Jewelry art probably suffered more significant damage during the time of massive sales of cultural heritage by the Soviet government in the 1920-1930s than any other field of art. The acute shortage of funds faced by the young Soviet power gave birth to the idea of solving financial problems at the expense of cultural valuables, which led to a gaping lacunae in the history of art in general and of Russian jewelry art in particular. The Russian jewelry industry was unparalleled in the second half of the 19th century and early 20th century. Advances in production, as well as increased demand for valuables, led to the creation of true masterpieces in the jewelry field. Ten to twenty years later, the jewels were barbarically ripped out of these works of art. In the best cases, these invaluable monuments of art were sold abroad. The famous Easter eggs made by the House of Fabergé — one of the most outstanding examples of Russian jewelry art — were among the masterpieces made with precious stones and metals that were stolen from national treasuries and museums.
The Fabergé phenomenon interests people to this day. The jewelry company established by Carl Fabergé in St. Petersburg in the last quarter of the 19th century had a well-established structure and huge creative potential. The firm very quickly won worldwide recognition. The Fabergé style is inextricably linked with the aesthetics of historicism. The great jeweler formed his artistic tastes in the second half of the 19th century, when the trend was to pay special attention to the cultural heritage of previous eras. Carl Fabergé, being a dedicated fan of classic styles, was no exception. A perfect example is his Cockerel Egg, one of the centerpieces of the museum’s collection. The egg was given by Tsar Nicholas II as an Easter gift to his mother, the Empress Maria Fyodoronova, in 1900, and became a kind of tribute to the outgoing 19th century. Fabergé intricately mixed historical styles when designing the egg, creating a combination which was surprisingly harmoniously and simultaneously colorful, decorative and elegant in a Russian way. The unexpected juxtaposition of baroque plasticity, the graphic style of Louis XVI, and oriental motifs made the Cockerel Egg practically the benchmark work of art of the era of Historicism.
The House of Fabergé created goods of all different denominations, from relatively simple products to very unique works of art. The best pieces, of course, were the items made to order for rulers and the aristocracy, but this connection with the imperial house and the high society of pre-revolutionary Russia subsequently played a fatal role for the House of Fabergé’s heritage. In the 1920-1930's, during the mass sale of property and masterpieces from museums confiscated by the Soviet government, a huge number of works with the Fabergé brand were either destroyed or sold abroad. This is why the most significant collection of works by the famous St. Petersburg jewelry house was started outside Russia.
In 1960, the American media magnate Malcolm Forbes (1919-1990) purchased a gold Fabergé cigarette case at an antique gallery. Forbes was a passionate collector of Fabergé rarities over the next thirty years, amassing a collection of more than three hundred Fabergé pieces.

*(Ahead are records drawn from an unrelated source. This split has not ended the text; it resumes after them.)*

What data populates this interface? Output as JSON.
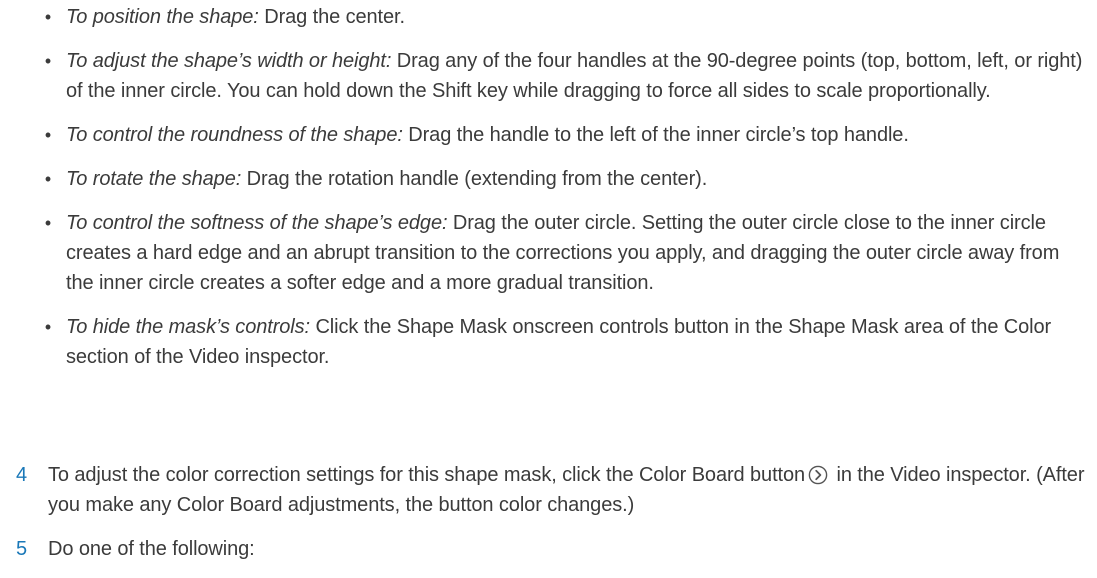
{
  "bullets": [
    {
      "lead": "To position the shape:",
      "text": " Drag the center."
    },
    {
      "lead": "To adjust the shape’s width or height:",
      "text": " Drag any of the four handles at the 90-degree points (top, bottom, left, or right) of the inner circle. You can hold down the Shift key while dragging to force all sides to scale proportionally."
    },
    {
      "lead": "To control the roundness of the shape:",
      "text": " Drag the handle to the left of the inner circle’s top handle."
    },
    {
      "lead": "To rotate the shape:",
      "text": " Drag the rotation handle (extending from the center)."
    },
    {
      "lead": "To control the softness of the shape’s edge:",
      "text": " Drag the outer circle. Setting the outer circle close to the inner circle creates a hard edge and an abrupt transition to the corrections you apply, and dragging the outer circle away from the inner circle creates a softer edge and a more gradual transition."
    },
    {
      "lead": "To hide the mask’s controls:",
      "text": " Click the Shape Mask onscreen controls button in the Shape Mask area of the Color section of the Video inspector."
    }
  ],
  "bullet_glyph": "•",
  "steps": [
    {
      "number": "4",
      "text_before": "To adjust the color correction settings for this shape mask, click the Color Board button",
      "icon": "chevron-right-circle-icon",
      "text_after": " in the Video inspector. (After you make any Color Board adjustments, the button color changes.)"
    },
    {
      "number": "5",
      "text": "Do one of the following:"
    }
  ],
  "colors": {
    "body_text": "#3b3b3b",
    "step_number": "#1a78b8"
  }
}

But following his death, his unique collection started to be sold off. First single pieces began to appear at auctions, but then the whole Forbes collection was put on sale by his heirs in February 2004. The integrity of this unique art was saved only by the Russian businessman Viktor Vekselberg, who completely bought out the Forbes collection, thereby re-filling a once-devastated niche in the cultural heritage of Russia.
Mr. Vekselberg established the Link of Times Foundation, which today possesses the Fabergé collection. This collection is unique in its size, typological and stylistic diversity, and is noteworthy for the highest level of mastery of its works, many of which have memorial significance. The core of the collection are the Easter eggs created by the orders of the Russian Emperor Alexander III (1845-1894) for his wife Maria Fyodorovna and his son, and by his successor, Nicholas II (1868-1918), for his mother and for his wife - the last Russian Empress, Alexandra Fyodorovna, the fourth daughter of Louis IV, Grande Duke of Hesse-Darmstadt.

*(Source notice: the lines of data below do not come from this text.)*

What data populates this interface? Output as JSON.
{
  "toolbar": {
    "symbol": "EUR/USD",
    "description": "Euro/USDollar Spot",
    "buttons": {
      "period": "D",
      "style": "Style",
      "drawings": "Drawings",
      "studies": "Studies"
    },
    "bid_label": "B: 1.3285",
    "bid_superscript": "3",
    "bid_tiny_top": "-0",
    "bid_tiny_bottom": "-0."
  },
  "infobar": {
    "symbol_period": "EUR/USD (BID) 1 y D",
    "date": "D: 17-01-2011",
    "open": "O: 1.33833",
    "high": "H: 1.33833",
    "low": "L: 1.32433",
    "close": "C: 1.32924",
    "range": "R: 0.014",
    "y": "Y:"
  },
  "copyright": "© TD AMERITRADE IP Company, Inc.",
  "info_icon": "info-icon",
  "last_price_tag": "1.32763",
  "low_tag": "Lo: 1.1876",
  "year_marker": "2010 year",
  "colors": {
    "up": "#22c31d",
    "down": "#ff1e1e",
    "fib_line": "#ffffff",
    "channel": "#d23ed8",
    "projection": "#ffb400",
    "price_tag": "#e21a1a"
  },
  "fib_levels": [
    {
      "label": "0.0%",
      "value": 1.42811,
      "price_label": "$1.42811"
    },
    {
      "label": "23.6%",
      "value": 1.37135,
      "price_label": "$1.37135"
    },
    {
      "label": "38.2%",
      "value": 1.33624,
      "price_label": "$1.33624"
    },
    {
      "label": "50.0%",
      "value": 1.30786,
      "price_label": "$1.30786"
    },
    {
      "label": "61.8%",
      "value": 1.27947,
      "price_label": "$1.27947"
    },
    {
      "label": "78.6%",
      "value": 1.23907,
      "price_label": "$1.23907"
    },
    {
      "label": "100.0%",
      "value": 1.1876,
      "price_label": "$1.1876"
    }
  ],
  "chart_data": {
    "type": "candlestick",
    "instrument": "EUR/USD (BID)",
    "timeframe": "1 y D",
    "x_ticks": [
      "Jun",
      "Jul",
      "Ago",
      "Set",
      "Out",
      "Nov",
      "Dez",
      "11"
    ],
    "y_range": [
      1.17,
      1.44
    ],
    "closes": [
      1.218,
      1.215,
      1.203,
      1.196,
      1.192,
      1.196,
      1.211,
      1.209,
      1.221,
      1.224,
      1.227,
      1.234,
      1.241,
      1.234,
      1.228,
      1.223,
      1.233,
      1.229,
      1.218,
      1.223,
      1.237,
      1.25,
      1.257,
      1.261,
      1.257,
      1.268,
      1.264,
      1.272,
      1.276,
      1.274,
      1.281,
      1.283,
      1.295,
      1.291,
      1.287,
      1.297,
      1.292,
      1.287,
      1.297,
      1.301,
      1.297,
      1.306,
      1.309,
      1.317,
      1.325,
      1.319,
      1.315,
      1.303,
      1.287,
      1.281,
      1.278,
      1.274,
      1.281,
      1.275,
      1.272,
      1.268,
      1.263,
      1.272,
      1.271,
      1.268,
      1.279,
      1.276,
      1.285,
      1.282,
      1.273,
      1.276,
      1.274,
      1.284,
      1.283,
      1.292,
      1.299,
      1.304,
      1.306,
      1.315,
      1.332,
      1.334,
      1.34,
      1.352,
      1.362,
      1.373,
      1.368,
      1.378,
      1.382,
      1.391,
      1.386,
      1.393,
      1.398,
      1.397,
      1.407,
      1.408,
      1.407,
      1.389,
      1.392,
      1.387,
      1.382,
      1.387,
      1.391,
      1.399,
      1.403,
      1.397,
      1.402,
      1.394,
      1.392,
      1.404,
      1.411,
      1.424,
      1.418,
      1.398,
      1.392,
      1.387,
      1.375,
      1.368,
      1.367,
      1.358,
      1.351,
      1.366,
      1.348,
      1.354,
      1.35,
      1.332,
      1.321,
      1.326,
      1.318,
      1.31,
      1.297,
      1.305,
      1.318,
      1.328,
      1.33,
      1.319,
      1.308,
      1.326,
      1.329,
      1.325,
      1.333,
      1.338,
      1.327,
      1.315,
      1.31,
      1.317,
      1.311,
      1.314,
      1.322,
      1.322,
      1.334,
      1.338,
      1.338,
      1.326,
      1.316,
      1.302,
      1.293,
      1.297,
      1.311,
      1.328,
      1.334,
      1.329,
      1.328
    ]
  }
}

The longtime Christian custom of giving dyed and painted Easter eggs became a real industry in the second half of the 19th century in Russia. Luxurious eggs made from porcelain, glass, semi-precious stones, and precious metals became real works of art. Fabergé Easter eggs, which were unparalleled in the originality of their ideas and craftsmanship, were the highest achievement of this genre.